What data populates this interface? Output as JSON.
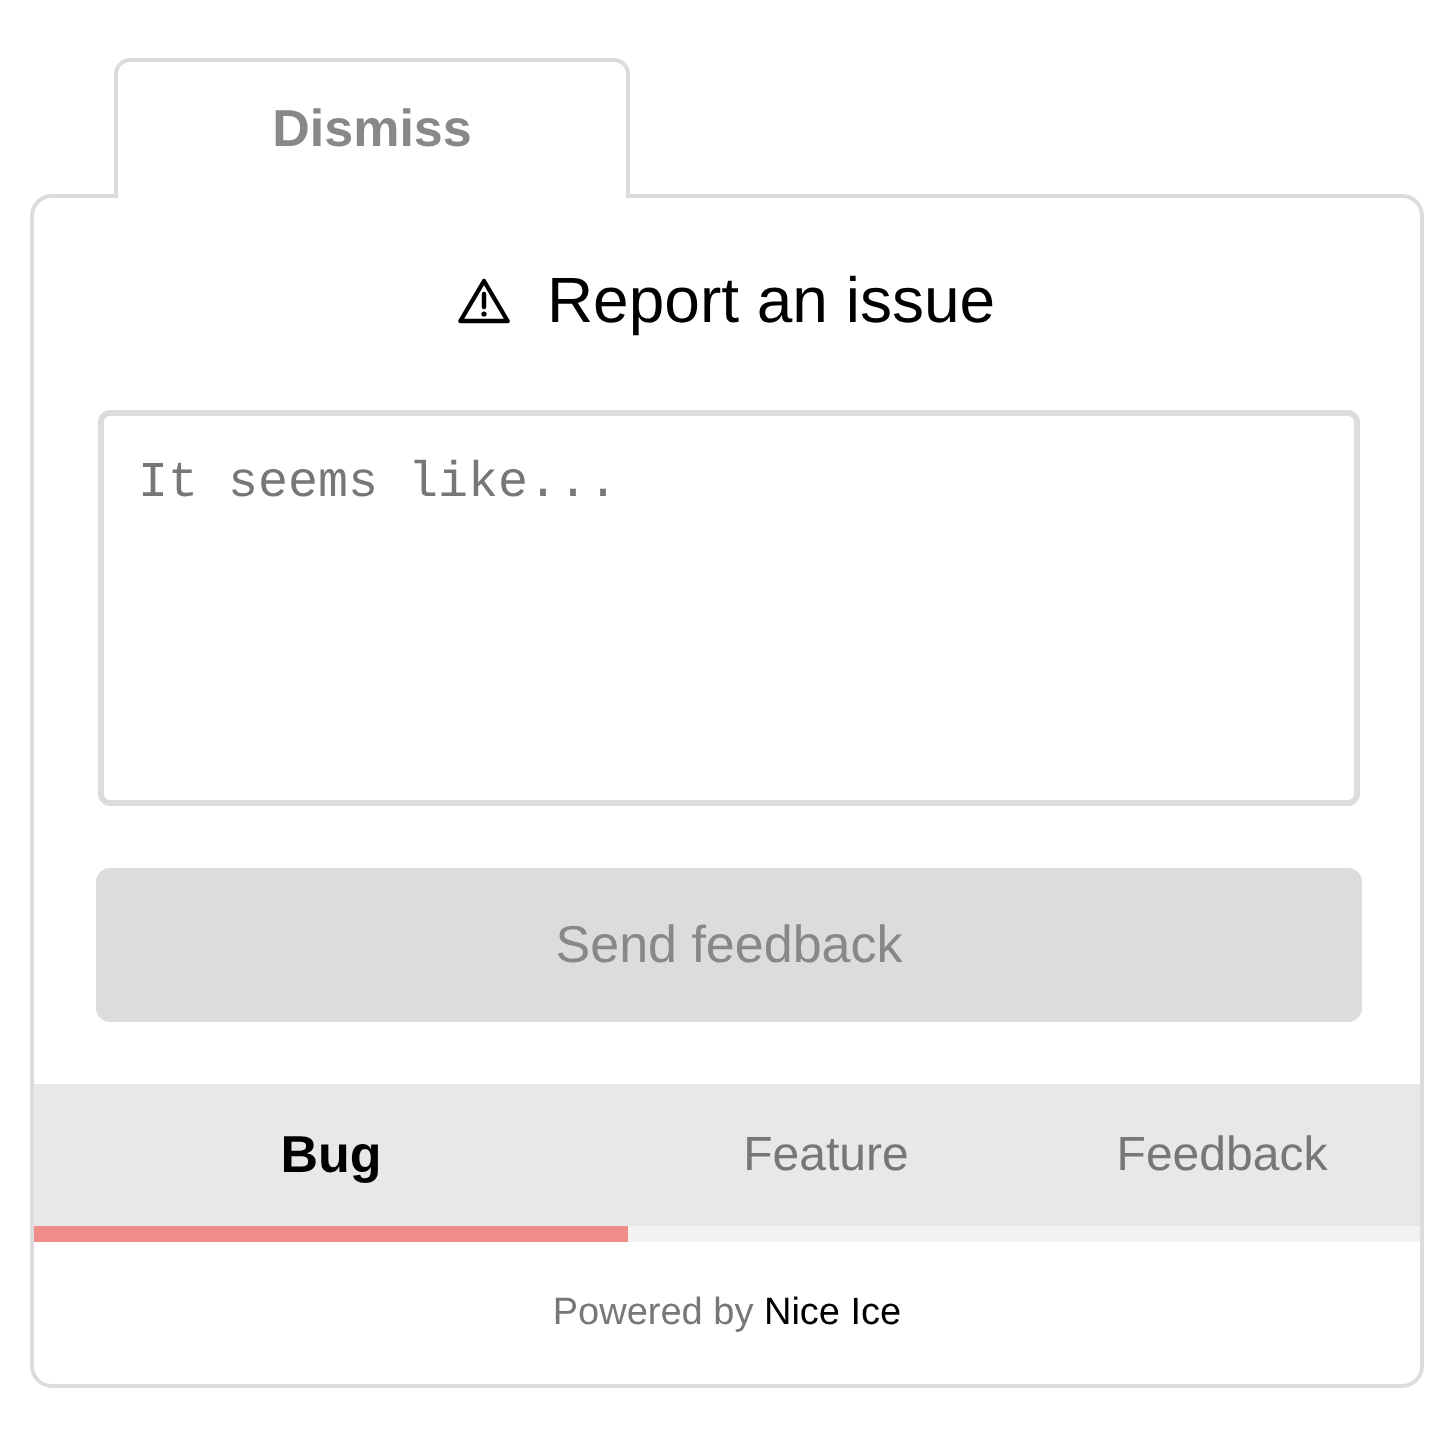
{
  "dismiss_tab": {
    "label": "Dismiss"
  },
  "title": "Report an issue",
  "message_field": {
    "placeholder": "It seems like..."
  },
  "send_button": {
    "label": "Send feedback",
    "disabled": true
  },
  "tabs": [
    {
      "label": "Bug",
      "selected": true
    },
    {
      "label": "Feature",
      "selected": false
    },
    {
      "label": "Feedback",
      "selected": false
    }
  ],
  "footer": {
    "text": "Powered by",
    "link": "Nice Ice"
  }
}
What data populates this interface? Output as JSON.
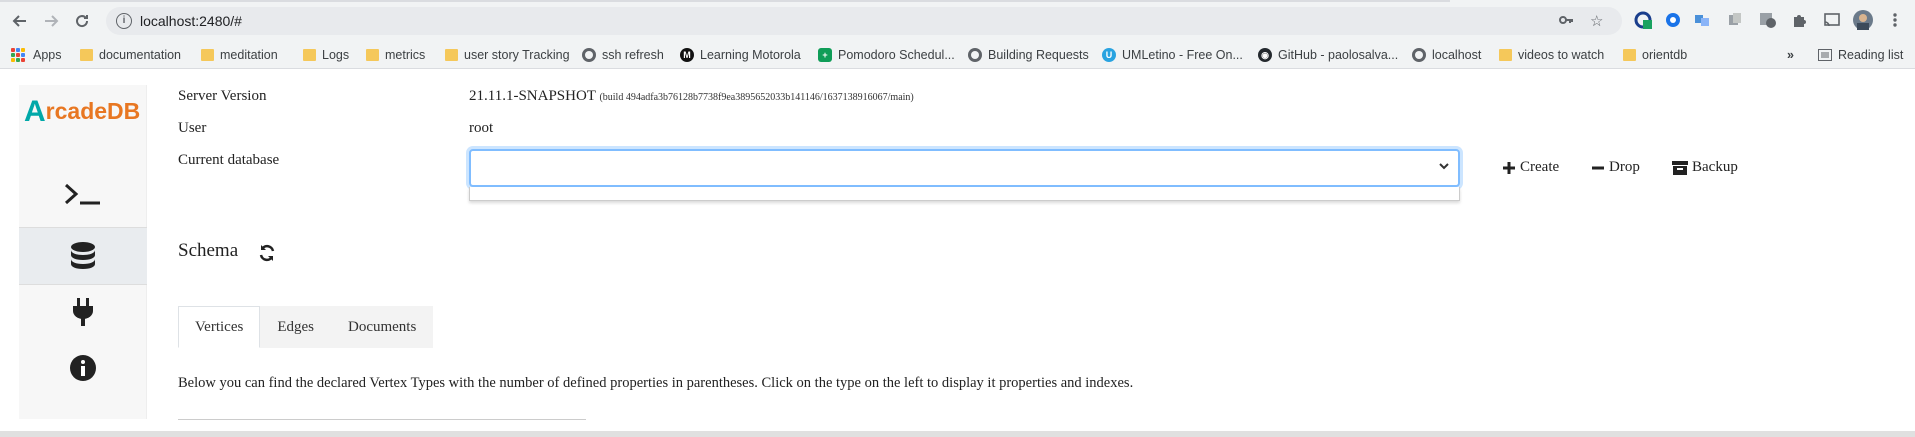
{
  "browser": {
    "url": "localhost:2480/#",
    "bookmarks": [
      {
        "label": "Apps",
        "icon": "apps-grid-icon"
      },
      {
        "label": "documentation",
        "icon": "folder-icon"
      },
      {
        "label": "meditation",
        "icon": "folder-icon"
      },
      {
        "label": "Logs",
        "icon": "folder-icon"
      },
      {
        "label": "metrics",
        "icon": "folder-icon"
      },
      {
        "label": "user story Tracking",
        "icon": "folder-icon"
      },
      {
        "label": "ssh refresh",
        "icon": "globe-icon"
      },
      {
        "label": "Learning Motorola",
        "icon": "motorola-icon"
      },
      {
        "label": "Pomodoro Schedul...",
        "icon": "sheets-icon"
      },
      {
        "label": "Building Requests",
        "icon": "globe-icon"
      },
      {
        "label": "UMLetino - Free On...",
        "icon": "umletino-icon"
      },
      {
        "label": "GitHub - paolosalva...",
        "icon": "github-icon"
      },
      {
        "label": "localhost",
        "icon": "globe-icon"
      },
      {
        "label": "videos to watch",
        "icon": "folder-icon"
      },
      {
        "label": "orientdb",
        "icon": "folder-icon"
      }
    ],
    "more": "»",
    "reading_list": "Reading list"
  },
  "app": {
    "logo_text_a": "A",
    "logo_text_rest": "rcadeDB",
    "server_version_label": "Server Version",
    "server_version": "21.11.1-SNAPSHOT",
    "server_build": "(build 494adfa3b76128b7738f9ea3895652033b141146/1637138916067/main)",
    "user_label": "User",
    "user": "root",
    "current_db_label": "Current database",
    "current_db_value": "",
    "actions": {
      "create": "Create",
      "drop": "Drop",
      "backup": "Backup"
    },
    "schema_title": "Schema",
    "tabs": [
      "Vertices",
      "Edges",
      "Documents"
    ],
    "active_tab": "Vertices",
    "description": "Below you can find the declared Vertex Types with the number of defined properties in parentheses. Click on the type on the left to display it properties and indexes."
  },
  "colors": {
    "accent_focus": "#80bdff",
    "logo_orange": "#e87722",
    "logo_teal": "#00a8a8"
  }
}
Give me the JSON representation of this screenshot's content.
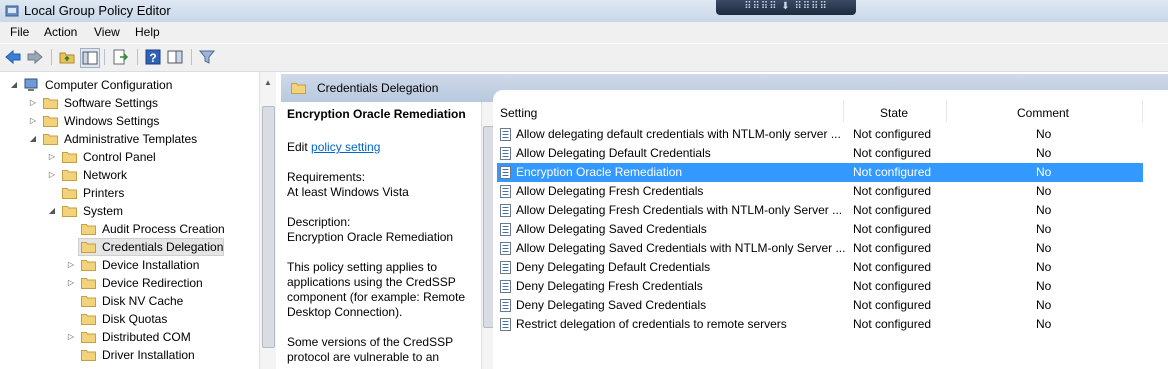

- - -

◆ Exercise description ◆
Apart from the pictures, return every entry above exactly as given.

◆ Response to the task ◆
What data populates this interface? Output as JSON.
{
  "dismiss_tab": {
    "label": "Dismiss"
  },
  "title": "Report an issue",
  "message_field": {
    "placeholder": "It seems like..."
  },
  "send_button": {
    "label": "Send feedback",
    "disabled": true
  },
  "tabs": [
    {
      "label": "Bug",
      "selected": true
    },
    {
      "label": "Feature",
      "selected": false
    },
    {
      "label": "Feedback",
      "selected": false
    }
  ],
  "footer": {
    "text": "Powered by",
    "link": "Nice Ice"
  }
}
What data populates this interface? Output as JSON.
{
  "browser": {
    "url": "localhost:2480/#",
    "bookmarks": [
      {
        "label": "Apps",
        "icon": "apps-grid-icon"
      },
      {
        "label": "documentation",
        "icon": "folder-icon"
      },
      {
        "label": "meditation",
        "icon": "folder-icon"
      },
      {
        "label": "Logs",
        "icon": "folder-icon"
      },
      {
        "label": "metrics",
        "icon": "folder-icon"
      },
      {
        "label": "user story Tracking",
        "icon": "folder-icon"
      },
      {
        "label": "ssh refresh",
        "icon": "globe-icon"
      },
      {
        "label": "Learning Motorola",
        "icon": "motorola-icon"
      },
      {
        "label": "Pomodoro Schedul...",
        "icon": "sheets-icon"
      },
      {
        "label": "Building Requests",
        "icon": "globe-icon"
      },
      {
        "label": "UMLetino - Free On...",
        "icon": "umletino-icon"
      },
      {
        "label": "GitHub - paolosalva...",
        "icon": "github-icon"
      },
      {
        "label": "localhost",
        "icon": "globe-icon"
      },
      {
        "label": "videos to watch",
        "icon": "folder-icon"
      },
      {
        "label": "orientdb",
        "icon": "folder-icon"
      }
    ],
    "more": "»",
    "reading_list": "Reading list"
  },
  "app": {
    "logo_text_a": "A",
    "logo_text_rest": "rcadeDB",
    "server_version_label": "Server Version",
    "server_version": "21.11.1-SNAPSHOT",
    "server_build": "(build 494adfa3b76128b7738f9ea3895652033b141146/1637138916067/main)",
    "user_label": "User",
    "user": "root",
    "current_db_label": "Current database",
    "current_db_value": "",
    "actions": {
      "create": "Create",
      "drop": "Drop",
      "backup": "Backup"
    },
    "schema_title": "Schema",
    "tabs": [
      "Vertices",
      "Edges",
      "Documents"
    ],
    "active_tab": "Vertices",
    "description": "Below you can find the declared Vertex Types with the number of defined properties in parentheses. Click on the type on the left to display it properties and indexes."
  },
  "colors": {
    "accent_focus": "#80bdff",
    "logo_orange": "#e87722",
    "logo_teal": "#00a8a8"
  }
}
Give me the JSON representation of this screenshot's content.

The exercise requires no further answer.